University of Minnesota Driven to Discover
U of MNUniversity of Minnesota
Center for Transportation Studies

Battery-less, Wireless Traffic Sensors

Rajesh Rajamani, Professor of Mechanical Engineering, University of Minnesota

Weigh-in-motion (WIM) systems are used to gather data for everything from vehicle load restrictions and tolls to pavement performance. However, current systems have some drawbacks. The sensors can be expensive and the vibration of the truck body over rough roads can interfere with accurate weight measurements.

On Dec. 3, University of Minnesota Professor Rajesh Rajamani discussed a new battery-less, wireless sensor he and his students in the mechanical engineering department have developed to provide real-time traffic flow and weigh-in-motion measurements.
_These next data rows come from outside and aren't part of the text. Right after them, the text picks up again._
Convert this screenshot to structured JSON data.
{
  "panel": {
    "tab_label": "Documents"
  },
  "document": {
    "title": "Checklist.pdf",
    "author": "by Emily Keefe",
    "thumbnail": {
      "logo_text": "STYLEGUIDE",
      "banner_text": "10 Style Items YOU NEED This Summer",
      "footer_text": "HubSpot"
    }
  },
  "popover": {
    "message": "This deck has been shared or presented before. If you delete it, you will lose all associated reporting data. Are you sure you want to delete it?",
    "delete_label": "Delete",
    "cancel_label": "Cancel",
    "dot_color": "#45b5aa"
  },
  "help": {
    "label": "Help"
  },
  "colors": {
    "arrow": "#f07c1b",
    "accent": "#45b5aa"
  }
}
The seminar was part of the ITS Institute’s Advanced Transportation Technologies Seminar series.

Weigh-in-motion (WIM) systems are used to measure a vehicle’s weight as it passes over a sensor, which is typically embedded in the pavement. Often, inductive loops are used in addition to a WIM sensor, because they help provide speed information and are less expensive than using a series of WIM sensors in the pavement, Rajamani said.

WIM systems have several advantages: trucks don’t need to exit the road to obtain the data, all vehicles can be weighed, and traffic backups are reduced at highway exits near weigh stations. However, because the systems measure dynamic rather than static load, they often provide less accurate weight data. Current WIM systems are also expensive, costing anywhere from $9,000 to $100,000 per lane to install.

Rajamani said his team’s initial goal was to develop traffic sensors that were battery-less and wireless, harvesting vibration energy to power the devices and the wireless transmission of data.

The team developed a sensor using piezoelectric elements to convert vibration energy into electrical energy. This energy was harvested to send data from multiple sensors to a wireless transceiver located up to 500 feet from the sensors.

The sensors are easy to install and inexpensive, costing about $200 each, compared to $30,000 per sensor in current WIM systems on average. The multiple sensors make it possible to collect additional data such as vehicle count, number of axles, speed, vehicle length, and weigh-in-motion data, and they remove errors due to vehicle suspension vibrations, which is the significant source of error in existing WIM systems, Rajamani said.

A final advantage is that they consume no energy. “With an inductive loop, you need to keep the loop powered all the time, even if it’s the middle of the night because…a car that might come and pass over that loop,” he said.

Rajamani said he and his team ended up with a three-layer design for their sensor. They began with a thin metal beam that allowed them to harvest energy from vehicles as light as a motorcycle but still work reliably with vehicles as heavy as a semi-trailer. For the weigh-in-motion readings, however, they needed less flexible beams that measured strain proportional to weight, so they incorporated thicker beams with less deflection to take heavier loads.

Preliminary data showed that the voltages of the three-beam sensor increased with vehicle weight, but the measurements are not rising in a linear curve with weight.  “The weigh-in-motion part—I would call it a work in progress. We’re still working on getting it to work well,” Rajamani said.

A final part of the research will use a series of three or more sensors in the road to capture the wave from the vibrations as vehicles pass over sensors to extract dynamic and static components of the load, Rajamani said.

The research project, funded by the ITS Institute and the Minnesota Department of Transportation, is expected to wrap up in August 2010.